Among the entries below, how many lines hold the word "title"? Reply with the number only.

Data for analysis —
--------------------

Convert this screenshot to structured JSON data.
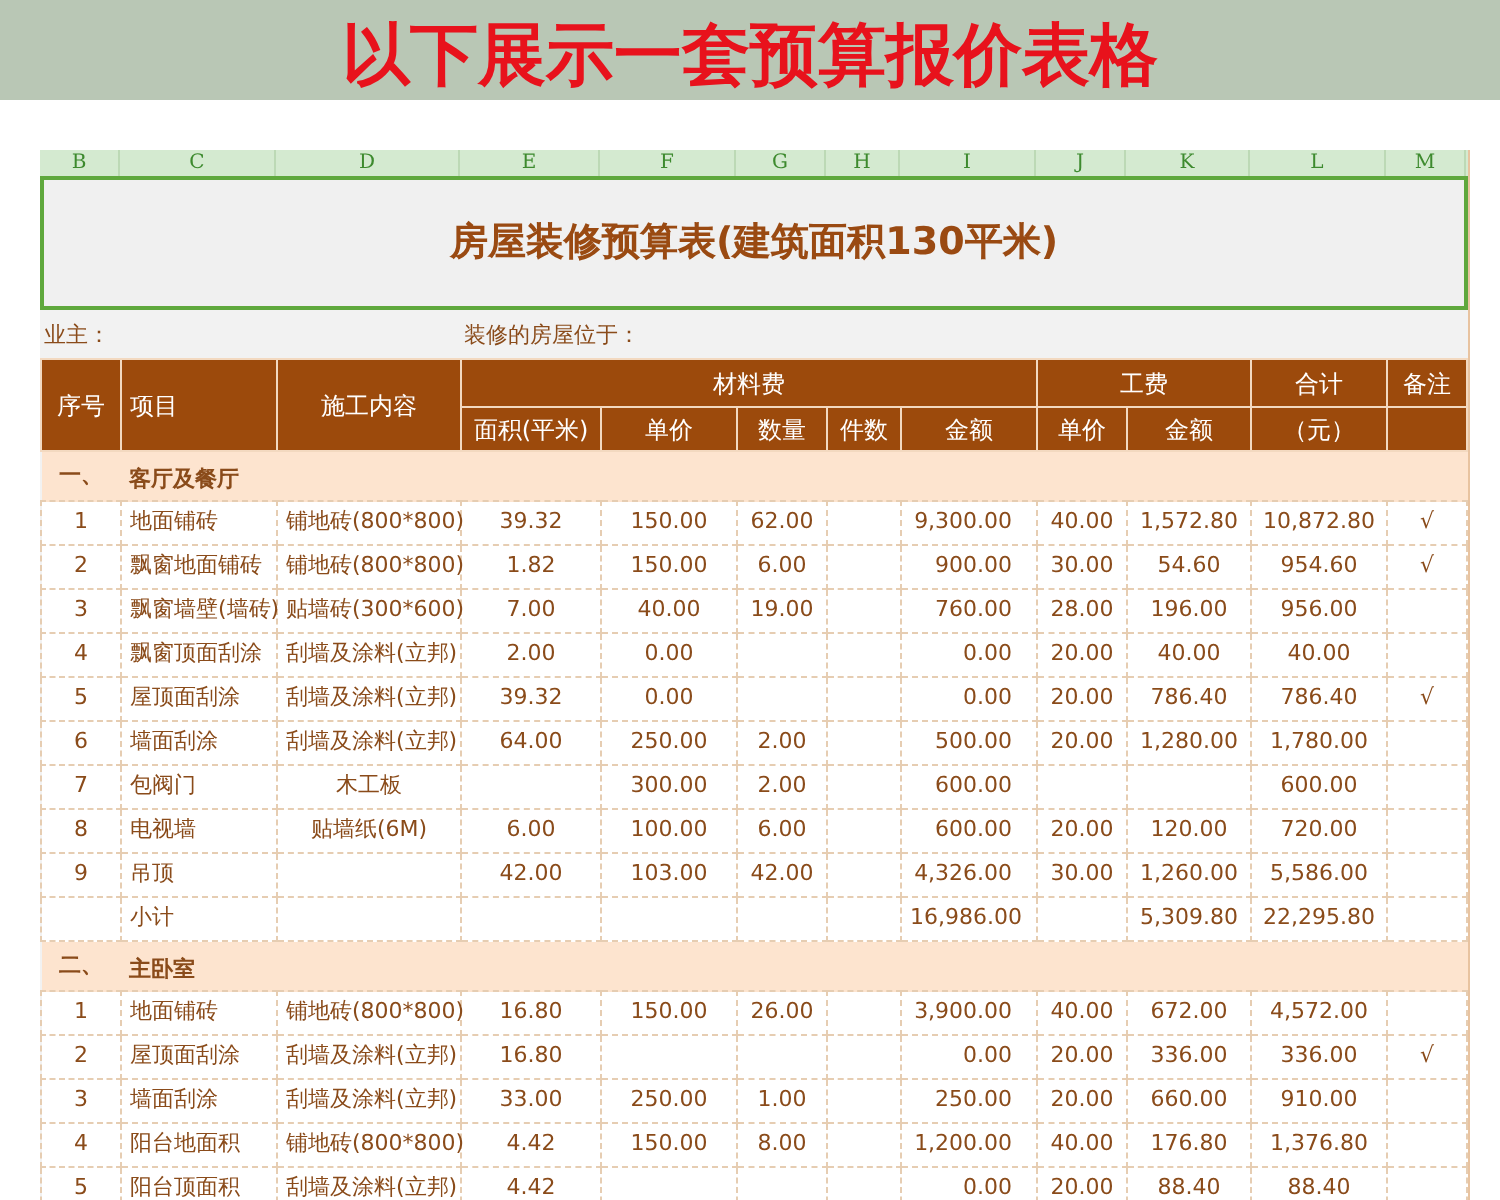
{
  "banner": {
    "title": "以下展示一套预算报价表格"
  },
  "sheet": {
    "column_letters": [
      "B",
      "C",
      "D",
      "E",
      "F",
      "G",
      "H",
      "I",
      "J",
      "K",
      "L",
      "M"
    ],
    "title": "房屋装修预算表(建筑面积130平米)",
    "owner_label": "业主：",
    "location_label": "装修的房屋位于：",
    "header": {
      "top": [
        "序号",
        "项目",
        "施工内容",
        "材料费",
        "工费",
        "合计",
        "备注"
      ],
      "sub": [
        "面积(平米)",
        "单价",
        "数量",
        "件数",
        "金额",
        "单价",
        "金额",
        "（元）"
      ]
    },
    "sections": [
      {
        "number": "一、",
        "name": "客厅及餐厅",
        "rows": [
          {
            "no": "1",
            "item": "地面铺砖",
            "work": "铺地砖(800*800)",
            "area": "39.32",
            "price": "150.00",
            "qty": "62.00",
            "amount": "9,300.00",
            "labor_price": "40.00",
            "labor_amount": "1,572.80",
            "total": "10,872.80",
            "note": "√"
          },
          {
            "no": "2",
            "item": "飘窗地面铺砖",
            "work": "铺地砖(800*800)",
            "area": "1.82",
            "price": "150.00",
            "qty": "6.00",
            "amount": "900.00",
            "labor_price": "30.00",
            "labor_amount": "54.60",
            "total": "954.60",
            "note": "√"
          },
          {
            "no": "3",
            "item": "飘窗墙壁(墙砖)",
            "work": "贴墙砖(300*600)",
            "area": "7.00",
            "price": "40.00",
            "qty": "19.00",
            "amount": "760.00",
            "labor_price": "28.00",
            "labor_amount": "196.00",
            "total": "956.00"
          },
          {
            "no": "4",
            "item": "飘窗顶面刮涂",
            "work": "刮墙及涂料(立邦)",
            "area": "2.00",
            "price": "0.00",
            "amount": "0.00",
            "labor_price": "20.00",
            "labor_amount": "40.00",
            "total": "40.00"
          },
          {
            "no": "5",
            "item": "屋顶面刮涂",
            "work": "刮墙及涂料(立邦)",
            "area": "39.32",
            "price": "0.00",
            "amount": "0.00",
            "labor_price": "20.00",
            "labor_amount": "786.40",
            "total": "786.40",
            "note": "√"
          },
          {
            "no": "6",
            "item": "墙面刮涂",
            "work": "刮墙及涂料(立邦)",
            "area": "64.00",
            "price": "250.00",
            "qty": "2.00",
            "amount": "500.00",
            "labor_price": "20.00",
            "labor_amount": "1,280.00",
            "total": "1,780.00"
          },
          {
            "no": "7",
            "item": "包阀门",
            "work": "木工板",
            "price": "300.00",
            "qty": "2.00",
            "amount": "600.00",
            "total": "600.00"
          },
          {
            "no": "8",
            "item": "电视墙",
            "work": "贴墙纸(6M)",
            "area": "6.00",
            "price": "100.00",
            "qty": "6.00",
            "amount": "600.00",
            "labor_price": "20.00",
            "labor_amount": "120.00",
            "total": "720.00"
          },
          {
            "no": "9",
            "item": "吊顶",
            "area": "42.00",
            "price": "103.00",
            "qty": "42.00",
            "amount": "4,326.00",
            "labor_price": "30.00",
            "labor_amount": "1,260.00",
            "total": "5,586.00"
          },
          {
            "item": "小计",
            "amount": "16,986.00",
            "labor_amount": "5,309.80",
            "total": "22,295.80"
          }
        ]
      },
      {
        "number": "二、",
        "name": "主卧室",
        "rows": [
          {
            "no": "1",
            "item": "地面铺砖",
            "work": "铺地砖(800*800)",
            "area": "16.80",
            "price": "150.00",
            "qty": "26.00",
            "amount": "3,900.00",
            "labor_price": "40.00",
            "labor_amount": "672.00",
            "total": "4,572.00"
          },
          {
            "no": "2",
            "item": "屋顶面刮涂",
            "work": "刮墙及涂料(立邦)",
            "area": "16.80",
            "amount": "0.00",
            "labor_price": "20.00",
            "labor_amount": "336.00",
            "total": "336.00",
            "note": "√"
          },
          {
            "no": "3",
            "item": "墙面刮涂",
            "work": "刮墙及涂料(立邦)",
            "area": "33.00",
            "price": "250.00",
            "qty": "1.00",
            "amount": "250.00",
            "labor_price": "20.00",
            "labor_amount": "660.00",
            "total": "910.00"
          },
          {
            "no": "4",
            "item": "阳台地面积",
            "work": "铺地砖(800*800)",
            "area": "4.42",
            "price": "150.00",
            "qty": "8.00",
            "amount": "1,200.00",
            "labor_price": "40.00",
            "labor_amount": "176.80",
            "total": "1,376.80"
          },
          {
            "no": "5",
            "item": "阳台顶面积",
            "work": "刮墙及涂料(立邦)",
            "area": "4.42",
            "amount": "0.00",
            "labor_price": "20.00",
            "labor_amount": "88.40",
            "total": "88.40"
          }
        ]
      }
    ]
  }
}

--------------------

Worked solution —
2